**HOW TO COMPLETE THIS TASK:**
Report every line of the data that includes "title".

─── MATERIAL FOR THIS TASK

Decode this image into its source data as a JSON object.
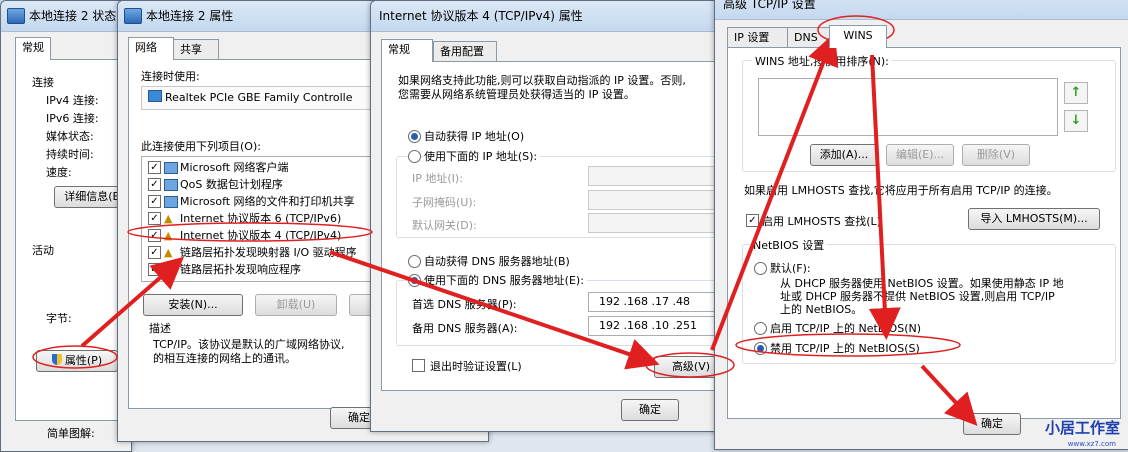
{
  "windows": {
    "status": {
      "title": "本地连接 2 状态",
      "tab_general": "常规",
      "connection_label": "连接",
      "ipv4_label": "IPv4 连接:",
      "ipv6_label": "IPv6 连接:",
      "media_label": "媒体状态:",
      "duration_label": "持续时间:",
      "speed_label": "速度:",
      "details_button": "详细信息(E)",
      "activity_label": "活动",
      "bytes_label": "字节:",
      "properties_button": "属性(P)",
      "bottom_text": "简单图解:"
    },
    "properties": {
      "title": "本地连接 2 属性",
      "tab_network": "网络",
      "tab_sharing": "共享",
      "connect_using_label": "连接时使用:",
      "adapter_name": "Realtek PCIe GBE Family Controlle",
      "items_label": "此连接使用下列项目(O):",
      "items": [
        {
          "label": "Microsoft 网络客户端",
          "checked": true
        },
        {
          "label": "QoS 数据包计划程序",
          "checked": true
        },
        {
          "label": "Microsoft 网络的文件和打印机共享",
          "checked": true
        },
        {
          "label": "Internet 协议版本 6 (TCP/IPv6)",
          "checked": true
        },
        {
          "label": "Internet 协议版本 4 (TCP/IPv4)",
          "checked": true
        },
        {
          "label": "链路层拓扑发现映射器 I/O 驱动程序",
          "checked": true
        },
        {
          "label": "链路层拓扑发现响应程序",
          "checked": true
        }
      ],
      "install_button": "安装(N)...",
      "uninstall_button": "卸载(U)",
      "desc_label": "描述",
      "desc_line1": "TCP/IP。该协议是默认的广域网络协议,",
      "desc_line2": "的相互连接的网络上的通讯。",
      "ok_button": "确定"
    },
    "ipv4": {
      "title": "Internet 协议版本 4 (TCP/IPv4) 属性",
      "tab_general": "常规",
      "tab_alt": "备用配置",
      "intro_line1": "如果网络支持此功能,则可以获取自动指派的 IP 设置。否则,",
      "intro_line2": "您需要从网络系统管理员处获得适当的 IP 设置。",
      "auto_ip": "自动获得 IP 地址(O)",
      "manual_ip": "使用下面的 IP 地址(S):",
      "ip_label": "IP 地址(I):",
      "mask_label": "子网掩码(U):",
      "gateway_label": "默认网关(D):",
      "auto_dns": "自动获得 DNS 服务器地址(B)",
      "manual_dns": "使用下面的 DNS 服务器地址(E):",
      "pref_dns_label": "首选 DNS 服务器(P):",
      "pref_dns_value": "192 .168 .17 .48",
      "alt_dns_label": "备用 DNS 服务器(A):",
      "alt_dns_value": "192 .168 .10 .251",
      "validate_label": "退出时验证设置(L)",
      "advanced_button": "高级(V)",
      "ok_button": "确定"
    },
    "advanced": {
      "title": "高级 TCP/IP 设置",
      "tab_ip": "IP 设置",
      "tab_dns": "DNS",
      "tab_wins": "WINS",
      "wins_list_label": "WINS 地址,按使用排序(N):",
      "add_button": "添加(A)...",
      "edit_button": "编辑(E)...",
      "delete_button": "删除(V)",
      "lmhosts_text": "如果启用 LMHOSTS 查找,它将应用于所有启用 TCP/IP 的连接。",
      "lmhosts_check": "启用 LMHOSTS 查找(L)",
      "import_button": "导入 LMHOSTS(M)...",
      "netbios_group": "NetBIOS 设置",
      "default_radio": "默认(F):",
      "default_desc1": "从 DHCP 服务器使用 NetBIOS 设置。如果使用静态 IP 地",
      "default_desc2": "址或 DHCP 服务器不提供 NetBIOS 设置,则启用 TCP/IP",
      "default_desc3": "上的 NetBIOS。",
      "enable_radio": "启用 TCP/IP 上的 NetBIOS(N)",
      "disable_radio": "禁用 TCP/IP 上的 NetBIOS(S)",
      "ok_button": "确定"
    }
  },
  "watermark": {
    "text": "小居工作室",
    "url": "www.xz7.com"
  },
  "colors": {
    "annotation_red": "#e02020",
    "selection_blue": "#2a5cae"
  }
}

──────

**YOUR RESPONSE:**
      "title": "本地连接 2 状态",
      "title": "本地连接 2 属性",
      "title": "Internet 协议版本 4 (TCP/IPv4) 属性",
      "title": "高级 TCP/IP 设置",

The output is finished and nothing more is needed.